*** Block opens ***

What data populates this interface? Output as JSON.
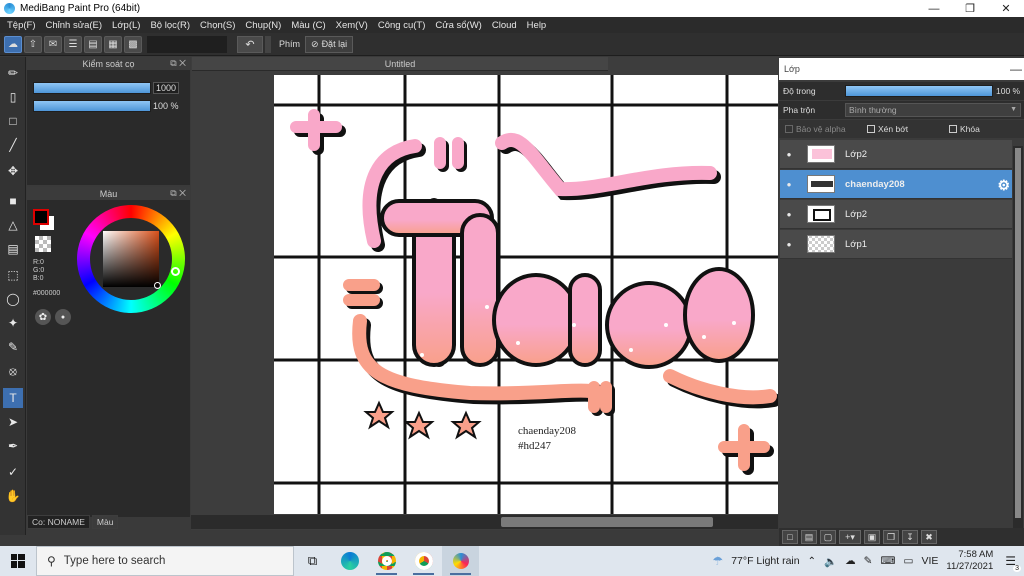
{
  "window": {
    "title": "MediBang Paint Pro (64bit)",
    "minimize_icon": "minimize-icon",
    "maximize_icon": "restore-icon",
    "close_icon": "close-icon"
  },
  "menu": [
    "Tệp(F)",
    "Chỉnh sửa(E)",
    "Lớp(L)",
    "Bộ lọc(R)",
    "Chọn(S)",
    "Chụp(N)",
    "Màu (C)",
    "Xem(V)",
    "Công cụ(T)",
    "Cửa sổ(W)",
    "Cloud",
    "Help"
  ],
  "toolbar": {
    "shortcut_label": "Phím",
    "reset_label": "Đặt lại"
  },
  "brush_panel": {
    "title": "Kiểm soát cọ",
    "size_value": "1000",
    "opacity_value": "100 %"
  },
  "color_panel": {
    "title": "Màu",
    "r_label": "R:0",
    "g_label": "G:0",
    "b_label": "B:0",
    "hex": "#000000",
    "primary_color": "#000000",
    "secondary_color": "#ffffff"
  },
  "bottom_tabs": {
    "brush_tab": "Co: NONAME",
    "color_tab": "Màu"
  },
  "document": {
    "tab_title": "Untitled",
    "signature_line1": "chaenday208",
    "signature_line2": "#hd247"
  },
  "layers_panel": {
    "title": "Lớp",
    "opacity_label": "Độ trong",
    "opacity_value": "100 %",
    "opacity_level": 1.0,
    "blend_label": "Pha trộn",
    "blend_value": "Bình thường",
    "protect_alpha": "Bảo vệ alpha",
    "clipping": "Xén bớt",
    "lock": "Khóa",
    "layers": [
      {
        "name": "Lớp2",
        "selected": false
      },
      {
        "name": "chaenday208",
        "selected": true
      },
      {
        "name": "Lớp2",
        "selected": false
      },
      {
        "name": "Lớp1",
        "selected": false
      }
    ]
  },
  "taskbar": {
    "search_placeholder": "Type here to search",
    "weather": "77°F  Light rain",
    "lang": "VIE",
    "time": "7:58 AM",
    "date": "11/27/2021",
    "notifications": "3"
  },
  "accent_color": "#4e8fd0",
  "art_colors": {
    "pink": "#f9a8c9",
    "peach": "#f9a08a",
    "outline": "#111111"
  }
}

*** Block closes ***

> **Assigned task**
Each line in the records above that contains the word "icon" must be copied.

> **Task response**
    "minimize_icon": "minimize-icon",
    "maximize_icon": "restore-icon",
    "close_icon": "close-icon"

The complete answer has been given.